  • 1992 Waiting in the Wings (Chris Farlowe)
  • 1992 Very Much Alive (Willy Finlayson and The Hurters)
  • 1993 Midnight Postcards (Adam Faith)
  • 1994 Tellin' Stories (Walter Trout)
  • 1994 Line Up (Borderline)
  • 1995 Together (Peter Smith)
  • 1995 Green and Blues (Bernie Marsden)
  • 1996 Kiss My Soul (Roger Chapman)
  • 1996 Blue Thunder (Blue Thunder)
  • 1998 Pinboard Wizards (Jackie Lynton)
  • 2000 Here After (Jamie Marshall)
  • 2000 Gimme All Your Topp (VA)
  • 2000 Snakebites (VA)
  • 2000 Glory Bound (Chris Farlowe)
  • 2001 Another Hair of the Dog (VA)
  • 2001 Tam de ti ye... (Ani Lorak)
  • 2002 Fairytale (Peer Gynt)

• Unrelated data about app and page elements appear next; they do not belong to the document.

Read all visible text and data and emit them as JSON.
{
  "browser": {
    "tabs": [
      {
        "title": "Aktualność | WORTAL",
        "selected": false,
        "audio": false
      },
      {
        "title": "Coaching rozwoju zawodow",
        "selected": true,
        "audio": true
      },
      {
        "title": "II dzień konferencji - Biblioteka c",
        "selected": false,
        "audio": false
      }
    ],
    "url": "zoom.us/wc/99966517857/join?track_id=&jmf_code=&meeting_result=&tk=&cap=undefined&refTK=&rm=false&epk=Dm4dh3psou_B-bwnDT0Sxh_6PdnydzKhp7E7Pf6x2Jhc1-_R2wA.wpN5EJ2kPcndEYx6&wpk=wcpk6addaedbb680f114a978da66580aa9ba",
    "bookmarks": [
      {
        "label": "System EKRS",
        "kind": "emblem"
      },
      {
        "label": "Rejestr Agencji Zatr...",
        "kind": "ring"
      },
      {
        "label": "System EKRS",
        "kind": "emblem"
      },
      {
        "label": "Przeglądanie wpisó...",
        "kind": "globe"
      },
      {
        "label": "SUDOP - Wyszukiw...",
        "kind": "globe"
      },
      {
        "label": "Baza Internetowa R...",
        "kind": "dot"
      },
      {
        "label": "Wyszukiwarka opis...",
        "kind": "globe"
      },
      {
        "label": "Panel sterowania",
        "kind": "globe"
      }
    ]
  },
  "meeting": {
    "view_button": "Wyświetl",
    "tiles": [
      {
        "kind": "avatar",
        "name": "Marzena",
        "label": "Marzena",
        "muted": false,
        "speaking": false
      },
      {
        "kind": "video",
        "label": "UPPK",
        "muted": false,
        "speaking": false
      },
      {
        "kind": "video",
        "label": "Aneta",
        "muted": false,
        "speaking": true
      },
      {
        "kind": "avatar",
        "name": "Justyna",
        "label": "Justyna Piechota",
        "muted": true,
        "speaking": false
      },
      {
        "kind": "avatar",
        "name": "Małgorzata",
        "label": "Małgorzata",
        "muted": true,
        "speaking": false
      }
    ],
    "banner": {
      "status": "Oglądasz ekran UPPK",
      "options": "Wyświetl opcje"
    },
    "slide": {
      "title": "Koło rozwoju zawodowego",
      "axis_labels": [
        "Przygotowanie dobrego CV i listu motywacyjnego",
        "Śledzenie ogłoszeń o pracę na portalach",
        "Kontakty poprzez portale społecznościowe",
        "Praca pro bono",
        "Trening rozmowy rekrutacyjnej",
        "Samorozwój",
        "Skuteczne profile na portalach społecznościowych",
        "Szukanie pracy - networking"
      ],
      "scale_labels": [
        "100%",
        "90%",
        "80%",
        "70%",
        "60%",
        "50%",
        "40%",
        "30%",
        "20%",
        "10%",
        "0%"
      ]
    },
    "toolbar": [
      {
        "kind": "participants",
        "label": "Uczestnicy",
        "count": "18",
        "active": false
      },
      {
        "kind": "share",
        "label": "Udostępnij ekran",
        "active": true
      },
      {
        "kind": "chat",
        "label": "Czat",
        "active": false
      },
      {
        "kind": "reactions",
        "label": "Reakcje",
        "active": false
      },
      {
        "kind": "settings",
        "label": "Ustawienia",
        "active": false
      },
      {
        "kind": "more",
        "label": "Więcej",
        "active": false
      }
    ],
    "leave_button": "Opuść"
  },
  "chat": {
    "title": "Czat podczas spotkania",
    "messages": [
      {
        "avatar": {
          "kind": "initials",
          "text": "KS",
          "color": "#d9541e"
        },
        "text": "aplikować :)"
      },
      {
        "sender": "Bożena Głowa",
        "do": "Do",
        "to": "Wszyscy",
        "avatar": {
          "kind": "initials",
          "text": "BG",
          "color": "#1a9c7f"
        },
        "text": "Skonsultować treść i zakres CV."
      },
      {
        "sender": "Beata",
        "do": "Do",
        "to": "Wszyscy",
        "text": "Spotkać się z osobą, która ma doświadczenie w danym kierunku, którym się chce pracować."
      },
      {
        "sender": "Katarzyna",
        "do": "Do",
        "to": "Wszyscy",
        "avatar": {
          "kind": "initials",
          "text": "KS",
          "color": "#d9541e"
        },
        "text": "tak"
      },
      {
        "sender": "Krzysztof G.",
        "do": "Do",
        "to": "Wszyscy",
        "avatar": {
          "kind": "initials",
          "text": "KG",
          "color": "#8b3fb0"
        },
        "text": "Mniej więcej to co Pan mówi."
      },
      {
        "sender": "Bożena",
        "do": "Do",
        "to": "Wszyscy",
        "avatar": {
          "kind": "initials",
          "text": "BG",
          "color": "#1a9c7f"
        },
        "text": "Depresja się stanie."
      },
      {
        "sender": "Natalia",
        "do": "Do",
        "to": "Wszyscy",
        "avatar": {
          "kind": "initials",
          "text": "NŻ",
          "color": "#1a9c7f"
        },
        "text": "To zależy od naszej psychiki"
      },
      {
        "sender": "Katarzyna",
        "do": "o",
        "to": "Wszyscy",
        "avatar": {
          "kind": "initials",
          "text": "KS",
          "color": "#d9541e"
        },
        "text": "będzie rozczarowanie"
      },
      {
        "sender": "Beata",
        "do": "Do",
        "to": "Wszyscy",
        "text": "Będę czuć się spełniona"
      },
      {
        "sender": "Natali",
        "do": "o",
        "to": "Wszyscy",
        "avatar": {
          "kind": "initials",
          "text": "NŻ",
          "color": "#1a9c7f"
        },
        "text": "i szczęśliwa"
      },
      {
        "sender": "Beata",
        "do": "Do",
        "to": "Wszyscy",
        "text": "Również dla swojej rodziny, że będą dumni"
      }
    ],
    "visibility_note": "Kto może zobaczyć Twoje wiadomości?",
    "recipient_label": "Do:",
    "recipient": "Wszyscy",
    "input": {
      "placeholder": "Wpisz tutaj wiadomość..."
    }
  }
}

  • 2002 Who's He Calling Me Him (Norman Beaker Band)
  • 2003 Freak Out (Chris Catena)
  • 2004 On The Wire (Smokie)
  • 2005 Nah Aufnahme (Westernhagen)
  • 2007 One More Time For Peace (Roger Chapman)
  • 2007 Human Spirit (Gary Fletcher)
  • 2008 Slap My Hand (Jimmy Copley)
  • 2009 Live at Abbey Road (Endangered Species)
  • 2010 Live in Kawasaki/Demons & Wizards in Kawasaki (Official Bootleg) (Uriah Heep)
  • 2013 The Proof (The Proof)
  • 2013 Tailshaker (Brothers in Blues)
  • 2013 Friends for a LIVEtime (The Hamburg Blues Band)
  • 2014 Celebrating Jon Lord (VA)
  • 2015 Hold On (Eugene Hideaway Bridges)

References[edit]

  1. ^ a b "Micky Moody's website". Mickymoody.com. Retrieved 4 October 2012. 
  2. ^ "Rock'n Roll Guitar". Micky Moody. Retrieved 4 October 2012. 
  3. ^ Playing with Trumpets, Micky Moody (Autobiography)
  4. ^ [1] Archived 15 July 2011 at the Wayback Machine.
  5. ^ Phillip Hackney (30 August 1950). "Hard Roxx magazine 1997". Whitesnake.f9.co.uk. Retrieved 4 October 2012. 
  6. ^ "Welcome back: Juliette Lewis"; Classic Rock #138, November 2009, p26
  7. ^ "Paul Williams, British singer official website". Paulwilliams-uk.com. Retrieved 4 October 2012. 
  8. ^ "Snakecharmer Feat. Ex Whitesnake, Black Sabbath Members: 'Second Skin' Album Due In May". Blabbermouth.net. March 7, 2017. Retrieved May 15, 2017.